He is currently acting as a consultant for the course being introduced in Manchester.

“Three courses have run in Leeds, training up 20 new leaders and improving the skills of 12 existing leaders,” he said.

David also wrote a five-year strategic plan for the Leeds Jewish community alongside a committee of volunteers and Paris- based consultancy, which is being implemented.

As Leeds Jewish Welfare Board commercial manager until last summer, he brought his years of experience to a brand new role.

“I created and implemented a new working system for the community centre flexible enough to accommodate service users and business clients,” he said.

“A marketing strategy encouraged businesses to use the centre.”

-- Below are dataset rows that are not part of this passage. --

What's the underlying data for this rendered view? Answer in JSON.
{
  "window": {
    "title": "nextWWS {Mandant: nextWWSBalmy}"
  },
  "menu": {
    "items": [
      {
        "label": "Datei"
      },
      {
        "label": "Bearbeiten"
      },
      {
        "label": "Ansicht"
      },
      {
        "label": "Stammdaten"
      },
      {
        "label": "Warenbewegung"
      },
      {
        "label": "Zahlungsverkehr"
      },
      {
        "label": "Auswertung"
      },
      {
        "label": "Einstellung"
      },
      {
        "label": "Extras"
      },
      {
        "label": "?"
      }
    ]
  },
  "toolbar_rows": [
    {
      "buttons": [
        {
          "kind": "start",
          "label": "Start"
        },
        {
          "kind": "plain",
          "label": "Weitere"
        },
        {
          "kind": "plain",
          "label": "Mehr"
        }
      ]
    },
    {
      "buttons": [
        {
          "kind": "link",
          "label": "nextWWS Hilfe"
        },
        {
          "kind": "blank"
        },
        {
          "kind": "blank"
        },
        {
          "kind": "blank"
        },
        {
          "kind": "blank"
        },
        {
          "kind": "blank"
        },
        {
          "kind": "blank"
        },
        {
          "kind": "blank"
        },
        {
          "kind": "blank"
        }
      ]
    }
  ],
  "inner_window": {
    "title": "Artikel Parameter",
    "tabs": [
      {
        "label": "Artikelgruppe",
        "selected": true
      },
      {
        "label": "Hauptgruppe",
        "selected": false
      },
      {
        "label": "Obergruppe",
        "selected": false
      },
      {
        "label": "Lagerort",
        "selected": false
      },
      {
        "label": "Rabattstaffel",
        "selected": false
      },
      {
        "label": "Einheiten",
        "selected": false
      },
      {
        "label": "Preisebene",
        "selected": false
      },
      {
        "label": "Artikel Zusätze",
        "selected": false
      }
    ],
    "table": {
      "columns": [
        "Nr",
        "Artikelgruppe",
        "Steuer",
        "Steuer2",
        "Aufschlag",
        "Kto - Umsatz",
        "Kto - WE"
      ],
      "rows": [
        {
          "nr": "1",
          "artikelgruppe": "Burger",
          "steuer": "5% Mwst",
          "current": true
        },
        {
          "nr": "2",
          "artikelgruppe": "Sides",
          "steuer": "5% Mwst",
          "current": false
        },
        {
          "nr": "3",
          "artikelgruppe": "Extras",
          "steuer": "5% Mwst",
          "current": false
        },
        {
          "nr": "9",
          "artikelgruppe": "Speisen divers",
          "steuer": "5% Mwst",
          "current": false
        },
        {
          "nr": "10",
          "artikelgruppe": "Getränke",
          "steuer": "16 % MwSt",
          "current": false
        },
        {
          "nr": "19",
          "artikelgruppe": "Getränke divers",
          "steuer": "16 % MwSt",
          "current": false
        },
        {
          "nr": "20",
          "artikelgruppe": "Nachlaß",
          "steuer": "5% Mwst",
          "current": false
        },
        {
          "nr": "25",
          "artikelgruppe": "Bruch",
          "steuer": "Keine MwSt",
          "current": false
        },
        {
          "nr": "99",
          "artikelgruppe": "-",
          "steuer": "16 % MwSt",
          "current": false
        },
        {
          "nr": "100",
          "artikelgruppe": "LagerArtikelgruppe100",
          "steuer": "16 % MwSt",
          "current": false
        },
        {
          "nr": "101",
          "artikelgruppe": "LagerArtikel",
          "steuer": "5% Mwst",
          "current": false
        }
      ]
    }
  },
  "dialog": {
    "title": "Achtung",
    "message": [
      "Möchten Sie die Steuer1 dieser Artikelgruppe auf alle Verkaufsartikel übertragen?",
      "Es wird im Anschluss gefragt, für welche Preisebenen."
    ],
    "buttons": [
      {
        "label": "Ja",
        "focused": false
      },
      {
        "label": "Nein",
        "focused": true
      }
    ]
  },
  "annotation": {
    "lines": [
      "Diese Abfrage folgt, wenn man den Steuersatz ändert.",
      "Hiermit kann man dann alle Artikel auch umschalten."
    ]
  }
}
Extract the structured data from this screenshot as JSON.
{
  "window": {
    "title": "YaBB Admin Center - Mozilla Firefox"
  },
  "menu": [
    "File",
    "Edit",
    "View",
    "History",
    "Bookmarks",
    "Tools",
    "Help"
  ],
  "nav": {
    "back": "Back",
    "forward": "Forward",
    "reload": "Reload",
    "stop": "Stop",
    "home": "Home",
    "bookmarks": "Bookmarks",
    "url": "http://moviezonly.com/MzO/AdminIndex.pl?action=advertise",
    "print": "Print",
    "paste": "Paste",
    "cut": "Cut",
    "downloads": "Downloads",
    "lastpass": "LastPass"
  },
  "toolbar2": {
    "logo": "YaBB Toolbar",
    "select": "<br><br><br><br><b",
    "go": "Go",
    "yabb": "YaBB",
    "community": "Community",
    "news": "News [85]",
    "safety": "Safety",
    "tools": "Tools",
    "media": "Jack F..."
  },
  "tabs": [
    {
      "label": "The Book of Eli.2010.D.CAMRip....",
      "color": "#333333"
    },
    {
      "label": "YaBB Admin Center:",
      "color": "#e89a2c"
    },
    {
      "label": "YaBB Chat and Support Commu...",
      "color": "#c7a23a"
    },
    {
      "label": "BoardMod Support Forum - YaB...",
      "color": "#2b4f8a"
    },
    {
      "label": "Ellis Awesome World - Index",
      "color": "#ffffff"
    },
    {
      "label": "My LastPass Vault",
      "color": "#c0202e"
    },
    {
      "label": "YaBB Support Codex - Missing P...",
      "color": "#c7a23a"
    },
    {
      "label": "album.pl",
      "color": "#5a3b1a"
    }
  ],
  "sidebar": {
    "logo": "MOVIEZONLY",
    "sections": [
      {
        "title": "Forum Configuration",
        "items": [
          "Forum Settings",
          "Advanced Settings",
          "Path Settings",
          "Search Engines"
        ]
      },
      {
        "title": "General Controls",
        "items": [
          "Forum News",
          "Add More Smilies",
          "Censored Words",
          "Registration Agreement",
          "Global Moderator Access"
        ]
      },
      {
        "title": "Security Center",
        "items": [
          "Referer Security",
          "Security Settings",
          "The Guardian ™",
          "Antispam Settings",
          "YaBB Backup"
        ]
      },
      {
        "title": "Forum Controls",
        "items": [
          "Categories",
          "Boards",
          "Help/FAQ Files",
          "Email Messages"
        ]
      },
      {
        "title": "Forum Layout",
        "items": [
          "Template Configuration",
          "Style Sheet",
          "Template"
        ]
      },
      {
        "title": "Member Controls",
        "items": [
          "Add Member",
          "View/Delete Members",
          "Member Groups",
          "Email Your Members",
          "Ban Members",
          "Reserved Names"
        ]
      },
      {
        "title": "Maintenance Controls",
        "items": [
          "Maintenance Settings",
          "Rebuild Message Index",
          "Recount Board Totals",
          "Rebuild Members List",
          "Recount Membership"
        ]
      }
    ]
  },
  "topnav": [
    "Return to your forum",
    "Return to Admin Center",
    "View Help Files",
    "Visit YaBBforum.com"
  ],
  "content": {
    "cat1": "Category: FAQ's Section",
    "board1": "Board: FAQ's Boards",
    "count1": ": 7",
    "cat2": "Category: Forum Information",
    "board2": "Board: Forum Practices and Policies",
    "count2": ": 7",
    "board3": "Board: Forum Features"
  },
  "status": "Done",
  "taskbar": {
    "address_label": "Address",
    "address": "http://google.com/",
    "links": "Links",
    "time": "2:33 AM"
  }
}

David left the post last summer and is currently looking for a new challenge.

“I’m adept at community and lay leadership development, event planning and building management so am able to turn my hand to just about any role in an organisation,” he said.

“I am looking to find an exciting new challenge in my next work role.”

Limmud has always been central to David’s thinking.

His first voluntary role was at national conference in 2000 as resource room manager.

Since then he has been on the conference core team three times and helped re-introduce “day” Limmud activities nationally after helping facilitate Leeds Limmud nine years ago.

“I was on four Leeds ‘day’ Limmud teams, took Limmud to Newcastle and was regional Limmud co-ordinator for six years covering more than two dozen events,” he said.

“In that time, we doubled the number of “day” Limmud activities and trebled the number of people attending.

“In addition, we pioneered pre-Limmud “day” evening events and Limmud city tours.”

Looking ahead to next week, he said: “As organisers you get a massive buzz when you see all your year’s work come together.

“On that first day when people arrive to register there is an amazing atmosphere.

“Participants get so much from the event.”

© 2009 Jewish Telegraph